Ubiquitin Specific Protease 26 (USP26) expression analysis in human testicular and extragonadal tissues indicates diverse action of USP26 in cell differentiation and tumorigenesis.

PMID 24922532

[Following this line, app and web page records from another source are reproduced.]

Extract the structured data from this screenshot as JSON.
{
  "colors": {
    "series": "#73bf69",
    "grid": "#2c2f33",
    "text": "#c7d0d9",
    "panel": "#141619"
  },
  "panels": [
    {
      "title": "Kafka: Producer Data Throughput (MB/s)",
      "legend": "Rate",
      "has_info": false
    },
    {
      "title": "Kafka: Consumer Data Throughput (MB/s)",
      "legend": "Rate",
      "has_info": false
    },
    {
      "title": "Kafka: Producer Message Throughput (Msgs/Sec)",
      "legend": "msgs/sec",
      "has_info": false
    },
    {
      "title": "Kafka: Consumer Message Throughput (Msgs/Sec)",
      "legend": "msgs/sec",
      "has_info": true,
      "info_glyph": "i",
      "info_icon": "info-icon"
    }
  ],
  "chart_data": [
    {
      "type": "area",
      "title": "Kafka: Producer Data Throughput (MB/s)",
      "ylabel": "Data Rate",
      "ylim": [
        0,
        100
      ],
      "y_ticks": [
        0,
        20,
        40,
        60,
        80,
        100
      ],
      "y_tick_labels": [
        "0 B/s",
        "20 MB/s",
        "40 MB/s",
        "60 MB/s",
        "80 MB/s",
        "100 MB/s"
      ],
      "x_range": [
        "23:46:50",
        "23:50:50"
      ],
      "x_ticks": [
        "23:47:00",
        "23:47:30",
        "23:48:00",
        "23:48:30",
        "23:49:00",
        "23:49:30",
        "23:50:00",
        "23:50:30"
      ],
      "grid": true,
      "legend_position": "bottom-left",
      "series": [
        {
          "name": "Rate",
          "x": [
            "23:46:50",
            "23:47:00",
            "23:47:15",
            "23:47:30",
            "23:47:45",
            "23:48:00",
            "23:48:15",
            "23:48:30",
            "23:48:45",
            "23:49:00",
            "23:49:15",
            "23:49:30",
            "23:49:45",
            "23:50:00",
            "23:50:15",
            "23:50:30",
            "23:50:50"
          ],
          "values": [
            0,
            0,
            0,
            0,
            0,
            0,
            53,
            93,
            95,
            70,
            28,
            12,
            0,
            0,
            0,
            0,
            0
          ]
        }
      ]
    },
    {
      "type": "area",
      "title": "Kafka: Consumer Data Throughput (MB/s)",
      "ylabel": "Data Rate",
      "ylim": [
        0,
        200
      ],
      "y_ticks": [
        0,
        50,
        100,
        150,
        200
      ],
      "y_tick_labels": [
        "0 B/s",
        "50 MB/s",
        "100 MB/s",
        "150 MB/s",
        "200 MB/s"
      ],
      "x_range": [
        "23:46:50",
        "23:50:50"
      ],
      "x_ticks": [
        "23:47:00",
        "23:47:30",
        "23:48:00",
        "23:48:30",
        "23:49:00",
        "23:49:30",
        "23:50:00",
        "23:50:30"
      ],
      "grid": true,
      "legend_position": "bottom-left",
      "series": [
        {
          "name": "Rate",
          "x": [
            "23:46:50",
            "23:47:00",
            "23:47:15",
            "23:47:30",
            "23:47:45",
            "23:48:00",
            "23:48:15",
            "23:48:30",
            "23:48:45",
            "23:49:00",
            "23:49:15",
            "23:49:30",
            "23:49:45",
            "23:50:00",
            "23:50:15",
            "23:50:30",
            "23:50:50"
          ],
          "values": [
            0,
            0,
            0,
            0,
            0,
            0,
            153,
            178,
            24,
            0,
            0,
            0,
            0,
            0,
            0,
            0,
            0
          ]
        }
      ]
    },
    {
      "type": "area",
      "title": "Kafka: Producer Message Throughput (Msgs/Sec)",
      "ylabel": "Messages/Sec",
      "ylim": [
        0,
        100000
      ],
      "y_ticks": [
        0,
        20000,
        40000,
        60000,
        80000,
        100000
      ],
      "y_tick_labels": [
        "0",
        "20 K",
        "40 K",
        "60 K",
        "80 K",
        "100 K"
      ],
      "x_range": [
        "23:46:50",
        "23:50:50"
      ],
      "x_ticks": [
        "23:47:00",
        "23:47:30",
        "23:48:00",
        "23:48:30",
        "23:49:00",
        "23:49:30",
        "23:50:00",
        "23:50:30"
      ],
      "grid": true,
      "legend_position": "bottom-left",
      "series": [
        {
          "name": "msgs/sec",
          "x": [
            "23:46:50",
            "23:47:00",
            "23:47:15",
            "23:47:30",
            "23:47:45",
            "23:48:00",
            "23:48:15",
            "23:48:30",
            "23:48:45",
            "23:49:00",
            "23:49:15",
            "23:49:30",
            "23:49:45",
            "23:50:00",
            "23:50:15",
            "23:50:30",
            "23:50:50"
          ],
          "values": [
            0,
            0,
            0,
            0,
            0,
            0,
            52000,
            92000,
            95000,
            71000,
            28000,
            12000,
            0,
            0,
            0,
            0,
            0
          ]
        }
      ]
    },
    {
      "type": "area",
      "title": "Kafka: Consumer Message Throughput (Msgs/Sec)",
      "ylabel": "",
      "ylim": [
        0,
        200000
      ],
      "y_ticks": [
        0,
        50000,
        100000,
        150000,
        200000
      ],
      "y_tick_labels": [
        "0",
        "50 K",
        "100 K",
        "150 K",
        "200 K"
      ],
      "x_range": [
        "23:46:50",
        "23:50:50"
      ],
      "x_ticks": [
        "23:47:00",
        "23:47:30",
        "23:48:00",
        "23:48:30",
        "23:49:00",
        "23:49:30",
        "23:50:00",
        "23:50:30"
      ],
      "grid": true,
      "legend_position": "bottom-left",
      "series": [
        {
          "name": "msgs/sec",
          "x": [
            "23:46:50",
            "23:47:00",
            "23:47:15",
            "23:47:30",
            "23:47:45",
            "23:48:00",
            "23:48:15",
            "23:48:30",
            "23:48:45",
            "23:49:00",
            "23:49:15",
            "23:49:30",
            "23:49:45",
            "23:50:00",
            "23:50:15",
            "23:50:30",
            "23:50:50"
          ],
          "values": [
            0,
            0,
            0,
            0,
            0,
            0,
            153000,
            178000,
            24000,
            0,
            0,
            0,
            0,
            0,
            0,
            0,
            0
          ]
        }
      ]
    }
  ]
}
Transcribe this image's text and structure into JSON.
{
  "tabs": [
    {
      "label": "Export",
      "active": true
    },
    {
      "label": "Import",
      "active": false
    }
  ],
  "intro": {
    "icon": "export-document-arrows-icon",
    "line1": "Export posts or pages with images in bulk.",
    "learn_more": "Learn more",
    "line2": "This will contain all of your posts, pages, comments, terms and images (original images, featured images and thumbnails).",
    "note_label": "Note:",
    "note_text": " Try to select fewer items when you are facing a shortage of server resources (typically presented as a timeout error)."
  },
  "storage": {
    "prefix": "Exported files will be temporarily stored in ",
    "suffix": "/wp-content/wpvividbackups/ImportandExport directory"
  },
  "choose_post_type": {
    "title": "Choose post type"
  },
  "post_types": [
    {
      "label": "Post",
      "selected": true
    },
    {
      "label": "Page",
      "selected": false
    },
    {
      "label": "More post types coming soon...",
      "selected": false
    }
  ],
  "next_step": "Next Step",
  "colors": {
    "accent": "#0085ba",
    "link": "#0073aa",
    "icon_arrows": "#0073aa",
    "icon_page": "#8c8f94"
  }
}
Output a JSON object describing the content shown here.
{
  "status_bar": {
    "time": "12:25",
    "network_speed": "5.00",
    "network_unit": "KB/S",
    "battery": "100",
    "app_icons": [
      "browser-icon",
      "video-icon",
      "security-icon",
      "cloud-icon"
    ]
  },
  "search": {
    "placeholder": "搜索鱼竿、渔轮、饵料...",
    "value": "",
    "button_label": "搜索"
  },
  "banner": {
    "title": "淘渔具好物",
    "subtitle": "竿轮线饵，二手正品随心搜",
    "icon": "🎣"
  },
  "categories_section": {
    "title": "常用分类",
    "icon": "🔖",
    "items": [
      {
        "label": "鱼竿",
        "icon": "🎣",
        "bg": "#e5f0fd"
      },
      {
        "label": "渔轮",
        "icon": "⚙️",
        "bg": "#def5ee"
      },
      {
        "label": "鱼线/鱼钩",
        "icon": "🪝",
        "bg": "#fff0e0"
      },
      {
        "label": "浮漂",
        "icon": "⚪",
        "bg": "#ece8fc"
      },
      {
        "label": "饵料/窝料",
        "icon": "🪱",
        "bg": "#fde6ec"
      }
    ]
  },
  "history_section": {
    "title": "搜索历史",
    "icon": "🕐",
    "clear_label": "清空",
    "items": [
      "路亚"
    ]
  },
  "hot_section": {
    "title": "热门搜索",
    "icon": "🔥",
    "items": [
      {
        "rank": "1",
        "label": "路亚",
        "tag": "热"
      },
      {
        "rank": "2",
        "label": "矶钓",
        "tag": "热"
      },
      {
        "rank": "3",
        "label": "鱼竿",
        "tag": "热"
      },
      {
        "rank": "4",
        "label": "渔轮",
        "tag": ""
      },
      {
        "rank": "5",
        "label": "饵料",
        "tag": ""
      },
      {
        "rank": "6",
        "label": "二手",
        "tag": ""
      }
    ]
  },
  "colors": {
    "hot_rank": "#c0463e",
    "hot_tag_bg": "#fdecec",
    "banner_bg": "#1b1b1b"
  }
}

Ubiquitin specific protease 26 (USP26), a deubiquitinating enzyme, is highly expressed early during murine spermatogenesis, in round spermatids, and at the blood-testis barrier. USP26 has also been recognized as a regulator of androgen receptor (AR) hormone-induced action involved in spermatogenesis and steroid production in in vitro studies. Prior mutation screening of USP26 demonstrated an association with human male infertility and low testosterone production, but protein localization and expression in the human testis has not been characterized previously. USP26 expression analysis of mRNA and protein was completed using murine and human testis tissue and human tissue arrays. USP26 and AR mRNA levels in human testis were quantitated using multiplex qRT-PCR. Immunofluorescence colocalization studies were performed with formalin-fixed/paraffin-embedded and frozen tissues using primary and secondary antibodies to detect USP26 and AR protein expression. Human microarray dot blots were used to identify protein expression in extra-gonadal tissues. For the first time, expression of USP26 and colocalization of USP26 with androgen receptor in human testis has been confirmed predominantly in Leydig cell nuclei, with less in Leydig cell cytoplasm, spermatogonia, primary spermatocytes, round spermatids, and Sertoli cells. USP26 likely affects regulatory proteins of early spermatogenesis, including androgen receptor with additional activity in round spermatids. This X-linked gene is not testis-specific, with USP26 mRNA and protein expression identified in multiple other human organ tissues (benign and malignant) including androgen-dependent tissues such as breast (myoepithelial cells and secretory luminal cells) and thyroid tissue (follicular cells). USP26/AR expression and interaction in spermatogenesis and androgen-dependent cancer warrants additional study and may prove useful in diagnosis and management of male infertility.